::: AVAILABLE DATA

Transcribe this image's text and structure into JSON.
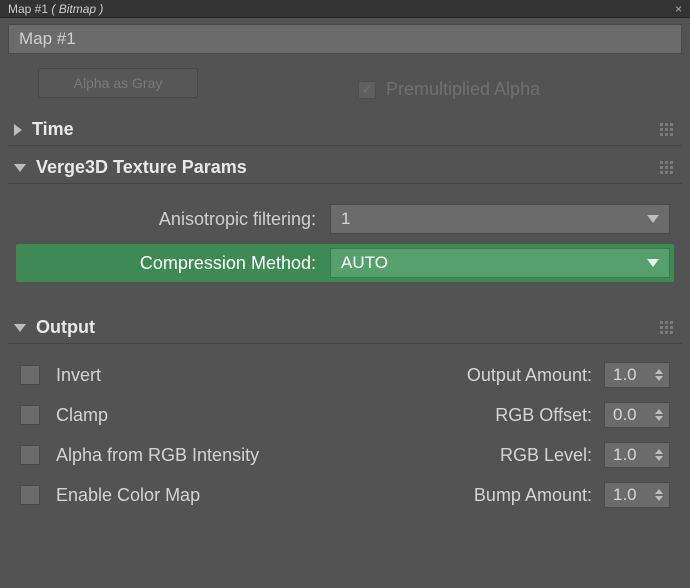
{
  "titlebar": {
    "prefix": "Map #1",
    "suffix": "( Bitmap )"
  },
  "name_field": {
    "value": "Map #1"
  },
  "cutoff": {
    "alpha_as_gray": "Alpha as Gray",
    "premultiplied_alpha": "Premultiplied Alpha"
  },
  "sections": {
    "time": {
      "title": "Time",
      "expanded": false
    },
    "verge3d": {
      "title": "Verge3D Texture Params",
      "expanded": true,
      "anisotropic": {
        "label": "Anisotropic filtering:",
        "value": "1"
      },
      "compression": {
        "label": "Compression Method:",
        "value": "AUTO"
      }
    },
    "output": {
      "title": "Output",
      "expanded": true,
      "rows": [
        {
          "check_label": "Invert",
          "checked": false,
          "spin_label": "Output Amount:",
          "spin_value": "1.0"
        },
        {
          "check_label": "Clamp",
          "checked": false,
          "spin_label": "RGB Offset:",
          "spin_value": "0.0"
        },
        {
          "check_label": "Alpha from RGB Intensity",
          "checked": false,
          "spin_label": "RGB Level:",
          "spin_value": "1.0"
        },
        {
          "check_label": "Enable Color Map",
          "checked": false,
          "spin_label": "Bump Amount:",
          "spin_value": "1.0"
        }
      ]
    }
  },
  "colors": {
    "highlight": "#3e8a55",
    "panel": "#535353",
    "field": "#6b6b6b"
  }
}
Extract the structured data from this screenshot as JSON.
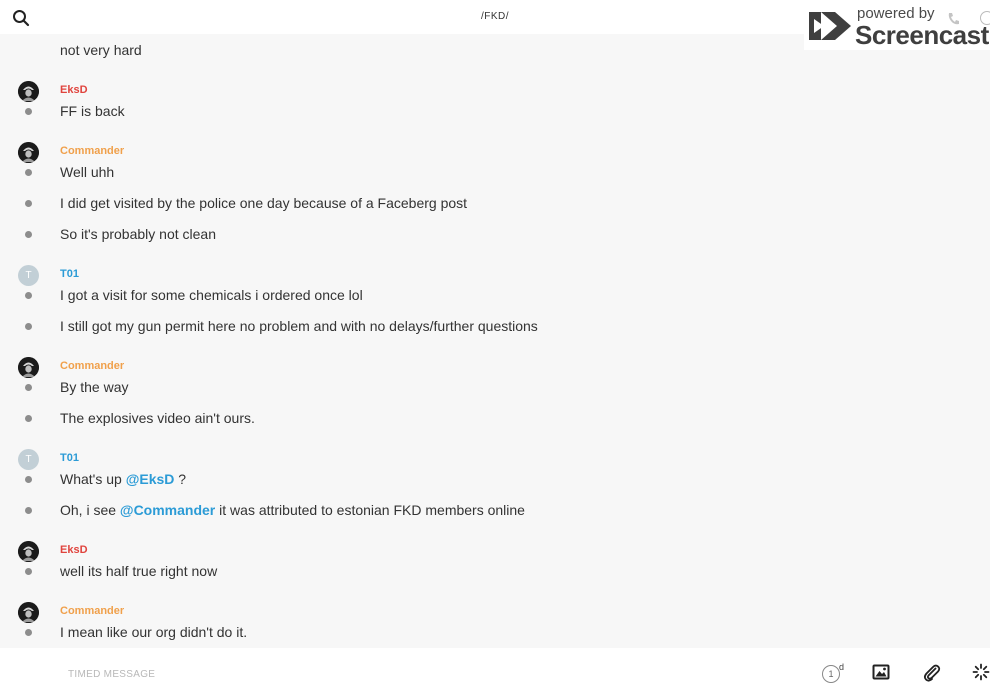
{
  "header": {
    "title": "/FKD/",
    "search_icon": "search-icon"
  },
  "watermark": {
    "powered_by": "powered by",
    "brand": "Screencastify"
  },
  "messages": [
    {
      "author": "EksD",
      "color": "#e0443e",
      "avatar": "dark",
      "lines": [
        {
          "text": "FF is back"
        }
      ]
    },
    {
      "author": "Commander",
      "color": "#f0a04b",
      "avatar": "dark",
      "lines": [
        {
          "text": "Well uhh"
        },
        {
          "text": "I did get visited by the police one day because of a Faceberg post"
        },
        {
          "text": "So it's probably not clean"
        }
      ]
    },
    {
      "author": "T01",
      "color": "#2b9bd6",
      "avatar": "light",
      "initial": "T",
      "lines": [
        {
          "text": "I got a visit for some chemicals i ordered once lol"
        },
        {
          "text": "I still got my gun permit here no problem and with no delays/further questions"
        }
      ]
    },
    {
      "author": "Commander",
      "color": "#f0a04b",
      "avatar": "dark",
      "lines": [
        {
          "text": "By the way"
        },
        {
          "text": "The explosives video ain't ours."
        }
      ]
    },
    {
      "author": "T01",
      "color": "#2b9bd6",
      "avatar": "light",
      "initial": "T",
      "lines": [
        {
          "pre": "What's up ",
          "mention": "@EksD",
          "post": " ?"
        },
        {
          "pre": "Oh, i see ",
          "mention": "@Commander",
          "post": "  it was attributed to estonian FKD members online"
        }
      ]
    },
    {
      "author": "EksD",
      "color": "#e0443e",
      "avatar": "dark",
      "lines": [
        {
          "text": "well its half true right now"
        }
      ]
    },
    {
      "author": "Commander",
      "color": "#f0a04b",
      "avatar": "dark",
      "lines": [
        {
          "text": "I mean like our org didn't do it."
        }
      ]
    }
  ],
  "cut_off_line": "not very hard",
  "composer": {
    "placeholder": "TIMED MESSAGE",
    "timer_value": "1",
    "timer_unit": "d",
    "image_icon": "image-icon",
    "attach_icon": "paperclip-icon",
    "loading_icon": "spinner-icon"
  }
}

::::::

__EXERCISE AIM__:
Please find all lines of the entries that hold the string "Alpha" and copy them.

__YOUR SOLUTION__:
    "alpha_as_gray": "Alpha as Gray",
    "premultiplied_alpha": "Premultiplied Alpha"
          "check_label": "Alpha from RGB Intensity",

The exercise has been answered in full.